Suppose we’re interested in counting the number of successes in \(n\) independent trials of a success/failure random experiment, where the probability of success is \(p \in (0,1)\). Some real world examples of this are:

The distribution

Each trial of the experiment can be modeled as independent Bernoulli random variables \(X_1,\ldots,X_n\) where \[P(X_i = 1) = p, \quad P(X_i = 0) = 1-p\] for each \(i = 1,\ldots,n\). Then the number of succeses is \(X = X_1 + \cdots + X_n\).

The random variable \(X\) is called a binomial random variable. Its distribution is given by \[P(X = k) = \binom{n}{k} p^k(1-p)^{n-k}, \quad k=0,\ldots,n.\] We write \[X \sim \mathrm{Bin}(n,p)\] to denote a binomial random variable with parameters \(n\) and \(p\).


The following gives a visualization of the probabilities associated with \(X \sim \mathrm{Bin}(n,p)\) random variable with some specific choices for \(n\) and \(p\). Along the \(x\)-axis are the possible values \(X\) can take, and along the \(y\)-axis are the associated probabilities.

n <- 20
p <- 1/3
barplot(dbinom(0:n,n,p), names = 0:n)

Here is another with different choices for \(n\) and \(p\).

n <- 8
p <- 1/2
barplot(dbinom(0:n,n,p), names = 0:n)


We can use the R function pbinom to do computation of probabilities like \[P(X \leq m) = P(X = 0) + P(X = 1) + \cdots P(X = m)\] which would otherwise be tedious.

For example, suppose we flip a biased coin, with head probability 1/3, twenty times. The following command lets us compute \(P(X \leq 10)\) the probability of getting at most 10 heads.
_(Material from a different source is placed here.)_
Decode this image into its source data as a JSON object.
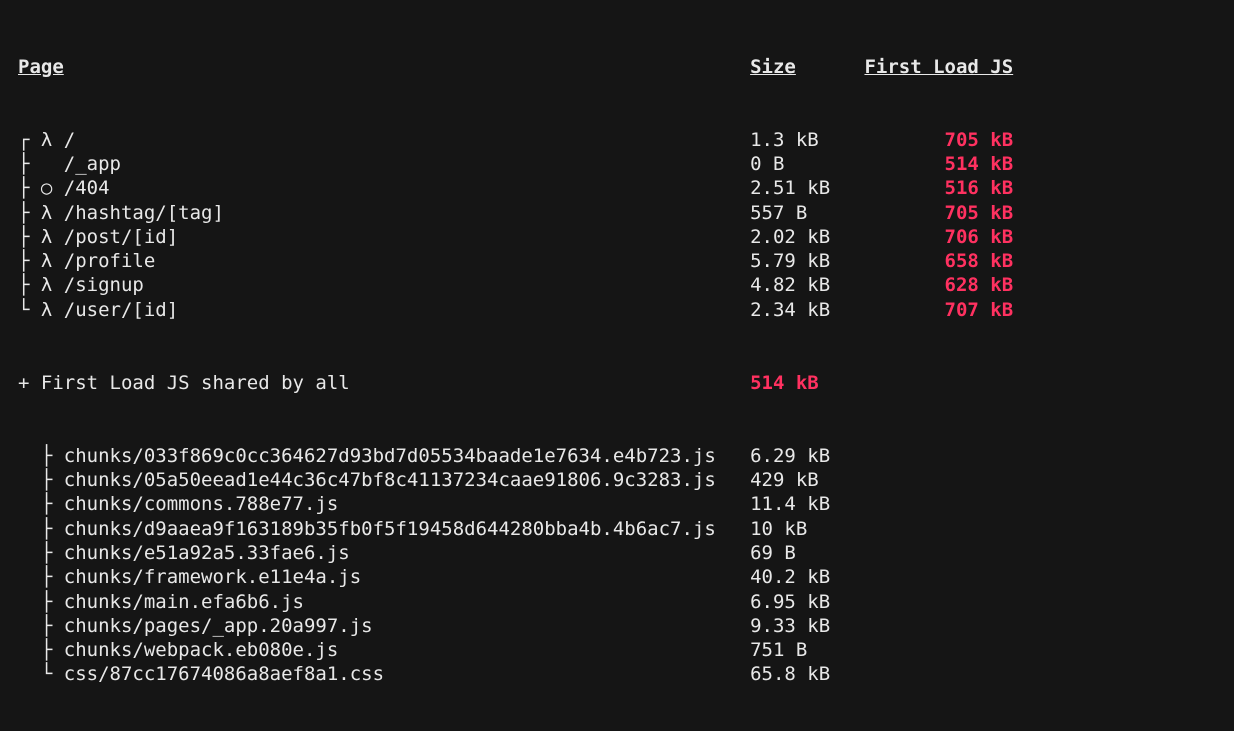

n <- 20
p <- 1/3
pbinom(10, 20, 1/3)
## [1] 0.9623634